“For we are his handiwork, created in Christ Jesus for good works which God prepared beforehand in order that we might walk in them.”
The word ποίημα (poiema) refers to that which has been made by another, more typically, a creation made by the hands of another. This is a theme that is present from the beginning of the Bible to the very end. God made Adam and Eve and God will remake us as glorified beings. God made the creation and God will remake the creation in the new heavens and earth. God is the potter and we are the clay. We are described as “new creations” in our regeneration as we are made believers and disciples of Jesus by the work of God’s hands.
There are two observations that ought to be driven home by these words. The first is that the created thing has no say over how it is created or what its purpose will be. The creator has the power and the right to make some items for honored use and others for dishonorable use. The clay has no rights over the potter but the potter has complete rights over the clay. We have talked a great deal about God’s sovereignty in election thus far, in the context of this passage, we can add to it the notion of God’s sovereignty in our sanctification. God has remade us and in that making, we are not our own. We belong to our maker and He and only He has the right to determine what we should or should not be doing.

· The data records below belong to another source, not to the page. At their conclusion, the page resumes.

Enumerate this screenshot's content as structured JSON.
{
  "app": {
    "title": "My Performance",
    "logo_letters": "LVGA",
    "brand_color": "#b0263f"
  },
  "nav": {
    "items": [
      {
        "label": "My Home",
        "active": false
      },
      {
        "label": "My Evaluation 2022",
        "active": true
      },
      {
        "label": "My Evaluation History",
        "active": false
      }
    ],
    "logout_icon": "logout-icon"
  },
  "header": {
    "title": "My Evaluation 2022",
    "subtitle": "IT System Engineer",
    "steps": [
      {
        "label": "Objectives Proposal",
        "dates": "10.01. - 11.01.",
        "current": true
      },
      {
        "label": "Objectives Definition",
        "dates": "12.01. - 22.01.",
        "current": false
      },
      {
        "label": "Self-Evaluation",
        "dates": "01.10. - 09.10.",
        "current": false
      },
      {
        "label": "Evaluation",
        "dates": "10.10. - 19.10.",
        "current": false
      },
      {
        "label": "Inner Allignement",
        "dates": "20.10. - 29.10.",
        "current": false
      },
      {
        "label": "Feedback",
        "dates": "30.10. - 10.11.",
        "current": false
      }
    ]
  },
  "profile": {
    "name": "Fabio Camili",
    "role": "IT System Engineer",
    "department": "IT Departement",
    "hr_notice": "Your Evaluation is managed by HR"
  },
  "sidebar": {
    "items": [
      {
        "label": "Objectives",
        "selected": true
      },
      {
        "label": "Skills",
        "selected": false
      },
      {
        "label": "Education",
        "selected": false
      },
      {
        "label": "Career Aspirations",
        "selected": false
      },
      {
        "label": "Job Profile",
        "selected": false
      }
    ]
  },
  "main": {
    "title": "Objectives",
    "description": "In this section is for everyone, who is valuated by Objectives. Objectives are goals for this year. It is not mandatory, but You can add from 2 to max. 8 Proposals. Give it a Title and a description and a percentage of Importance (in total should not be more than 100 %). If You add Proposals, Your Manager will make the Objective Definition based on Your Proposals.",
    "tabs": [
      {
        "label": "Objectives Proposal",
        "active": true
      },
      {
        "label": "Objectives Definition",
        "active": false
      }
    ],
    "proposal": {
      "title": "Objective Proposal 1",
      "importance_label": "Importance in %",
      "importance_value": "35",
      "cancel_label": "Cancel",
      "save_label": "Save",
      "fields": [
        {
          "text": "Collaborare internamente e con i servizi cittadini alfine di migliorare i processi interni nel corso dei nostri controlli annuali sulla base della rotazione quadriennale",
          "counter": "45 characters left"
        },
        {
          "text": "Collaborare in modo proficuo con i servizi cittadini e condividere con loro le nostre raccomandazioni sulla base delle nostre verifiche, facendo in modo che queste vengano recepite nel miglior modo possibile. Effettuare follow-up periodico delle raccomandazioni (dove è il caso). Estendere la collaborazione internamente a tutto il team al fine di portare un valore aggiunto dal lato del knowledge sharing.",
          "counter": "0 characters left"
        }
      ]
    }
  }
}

In a broad sense, it is good works for which we have been created. And you will notice that those good works were prepared for us beforehand. In other words, God does not create us and then say, “Hmmm…how shall I use this person?” God has a purpose and a plan and creates us with that purpose and plan in mind. To simplify the idea with an analogy, a regular screwdriver can be used for lots of things — prying open cans of paint, loosening jammed windows or doors, banging in a nail or brad. Yet, a regular screwdriver was not created to do these things; it was created to tighten and loosen screws whose slots match the slot on the screwdriver. When used that way, its function will be best served and it will last longer without being broken or otherwise damaged. yet, the company doesn’t just put material in a mold and wonder what is going to come out. They set forth to manufacture a regular screwdriver that can be used to tighten or loosen flat-head screws. God has made you and me in a certain way with certain purposes in mind. Our design is thus different and situated to our calling; we will live longer and more fulfilled lives if we live in accordance with that design.
The second point that is worth noting here is that when God does a work of creating something anew, it is normally found in the context of redemption. God is redeeming the creation in the new creation to come. Even the remaking of the world as a result of the Flood is a kind of redemption — the land washed clean from the filth of sin. And, so when Paul is using this language, calling Christians a craftsmanship of God, a new creation, etc…, we should see this as a reference to redemption. Not just to our individual redemption but also to our redemption as part of the body of Christ. And so, as we think about the notion of being redeemed as a new creation for the purpose of good works, we ought to ask ourselves how we can best live out that role.
“Even if he should live a thousand years two times over, but goodness he has not seen, is it not to one place that every man goes?”
No human being that has ever walked the face of the earth has ever made it to his thousandth birthday…none. Methuselah was the oldest recorded living man at 969 years with Adam “close” behind at 930 years, but no one hit 1000. And so, Solomon’s point is driven home — even if one were to live as long as Methuselah and then live that lifetime all over again, but has not enjoyed goodness which comes from God and a proper understanding of the works of our hands, his life was not worth living. He will go to the same spot as that stillborn baby.
There are two ways to apply this. The first would be to highlight the hyperbole that Solomon is making and illustrate the fact that no matter how many good works you do, no matter how many children you father (or mother), and no matter how much wealth you accumulate, you return naked to the grave and your corpse will return to dust. You cannot merit God’s favor, even if you had two-thousand years to do so (or, as Abraham ibn Ezra, the medieval Jewish commentator renders it… a thousand times a thousand years). Yet, this idea we have previously explored as we have worked through Solomon’s text, so we will leave this one as it stands.
The second way to apply this is to look at the text in its more literal application. Though no human being has ever lived 1,000 (let alone 2,000) years on the earth, we must remember that humans are immortal. Thus, in a real sense, one can talk about those who have “lived” (in the broadest sense of the term) for thousands of years. When one dies, his spirit goes either into the presence of God or the presence of Satan based and this anticipates a resurrection to life and a resurrection to death that will take place at the second-coming of our Lord and Savior, Jesus Christ. The believers will be resurrected to glorified bodies and the blessedness of life-eternal in God’s perfect presence. Unbelievers will be resurrected to bodies of death that will be able to sustain the eternal torments of Hell — always dying but never eternally dead or annihilated.
And, in this latter case, we can talk confidently of those who dwell for ages, even millennia but who experience no goodness. And Solomon’s words echo back to us that this too is not worth living…it is a waste from the perspective of the one living that life. Truly, in God’s economy, there is no such thing as a truly wasted life, for even the wicked who will be under the wrath of God are so punished as a demonstration of God’s power (Romans 9:22-23).
John Piper wrote a book a few years back, entitled: Don’t Waste Your Life. Solomon’s response to this idea would be to say to us that if we live our lives devoid of the goodness of God, then our life is truly amongst the things we have wasted.